According to data from the Education Department, as of July 31, 91% of borrowers who have had their loans forgiven through the program only were able to do so thanks to the temporary waivers.
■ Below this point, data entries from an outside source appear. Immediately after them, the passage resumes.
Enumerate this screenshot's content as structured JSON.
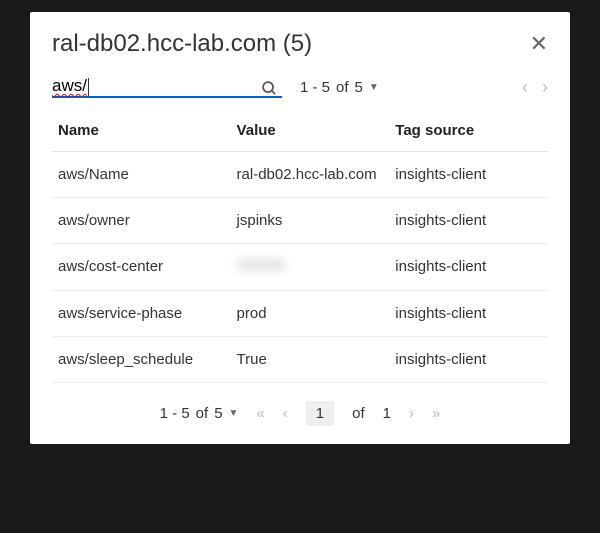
{
  "header": {
    "title": "ral-db02.hcc-lab.com (5)"
  },
  "search": {
    "value": "aws/"
  },
  "pagination_top": {
    "range": "1 - 5",
    "of_label": "of",
    "total": "5"
  },
  "columns": {
    "name": "Name",
    "value": "Value",
    "source": "Tag source"
  },
  "rows": [
    {
      "name": "aws/Name",
      "value": "ral-db02.hcc-lab.com",
      "source": "insights-client",
      "redacted": false
    },
    {
      "name": "aws/owner",
      "value": "jspinks",
      "source": "insights-client",
      "redacted": false
    },
    {
      "name": "aws/cost-center",
      "value": "",
      "source": "insights-client",
      "redacted": true
    },
    {
      "name": "aws/service-phase",
      "value": "prod",
      "source": "insights-client",
      "redacted": false
    },
    {
      "name": "aws/sleep_schedule",
      "value": "True",
      "source": "insights-client",
      "redacted": false
    }
  ],
  "pagination_bottom": {
    "range": "1 - 5",
    "of_label": "of",
    "total": "5",
    "page": "1",
    "page_of_label": "of",
    "page_total": "1"
  }
}
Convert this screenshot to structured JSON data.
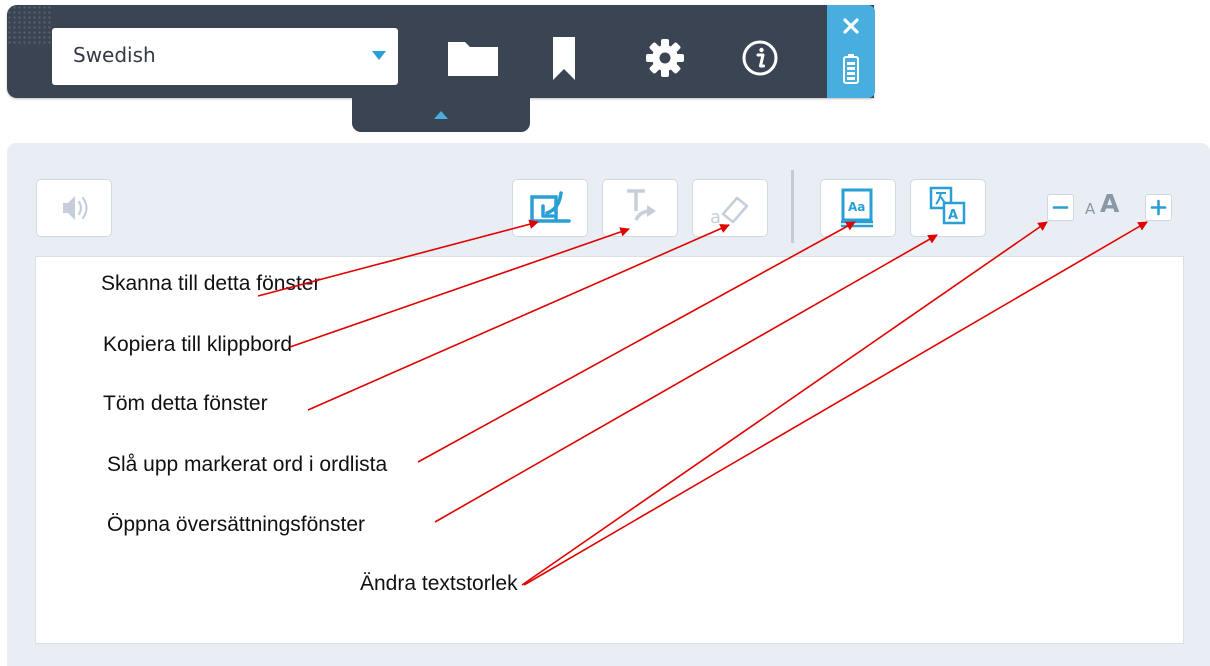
{
  "toolbar": {
    "language": {
      "value": "Swedish"
    },
    "icons": [
      "folder-icon",
      "bookmark-icon",
      "gear-icon",
      "info-icon"
    ]
  },
  "side_panel": {
    "icons": [
      "close-icon",
      "battery-icon"
    ]
  },
  "panel": {
    "font_size": {
      "small_glyph": "A",
      "large_glyph": "A",
      "decrease": "−",
      "increase": "+"
    }
  },
  "annotations": {
    "scan": "Skanna till detta fönster",
    "copy": "Kopiera till klippbord",
    "clear": "Töm detta fönster",
    "lookup": "Slå upp markerat ord i ordlista",
    "translate": "Öppna översättningsfönster",
    "text_size": "Ändra textstorlek"
  },
  "colors": {
    "toolbar": "#3b4452",
    "accent": "#47aedf",
    "panel": "#e9eef4",
    "arrow": "#e00000"
  }
}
But the lawmakers noted that there are many program participants who have yet to take advantage of the waivers’ provisions to advance their progress toward loan forgiveness.

“According to the Student Borrower Protection Center’s estimates, only 15% of the 9 million public service workers with student loan debt have filed paperwork to track their qualifying payments under PSLF,” they wrote. “As more than 20 state attorneys general have pointed out, ‘given the essential benefits provided by the limited PSLF waiver, and the fact that fundamental problems with the PSLF program will immediately return (likely in an exacerbated form) upon the waiver’s end, we have grave concerns about the plans to end the waiver . . . before the department’s new PSLF regulations take effect.’”

And extending the waiver could have a unique impact on federal employees and military service members who are counting on the program for future financial security, they argued.

“Though the department has announced that it is currently working to ensure that all federal agencies and departments automatically provide credit for PSLF for members of the military and federal employees, this program is not yet in place,” the lawmakers wrote. “Military and federal data matches are critical to ensuring that the department can identify which borrowers are eligible for PSLF and provide them automatic relief.”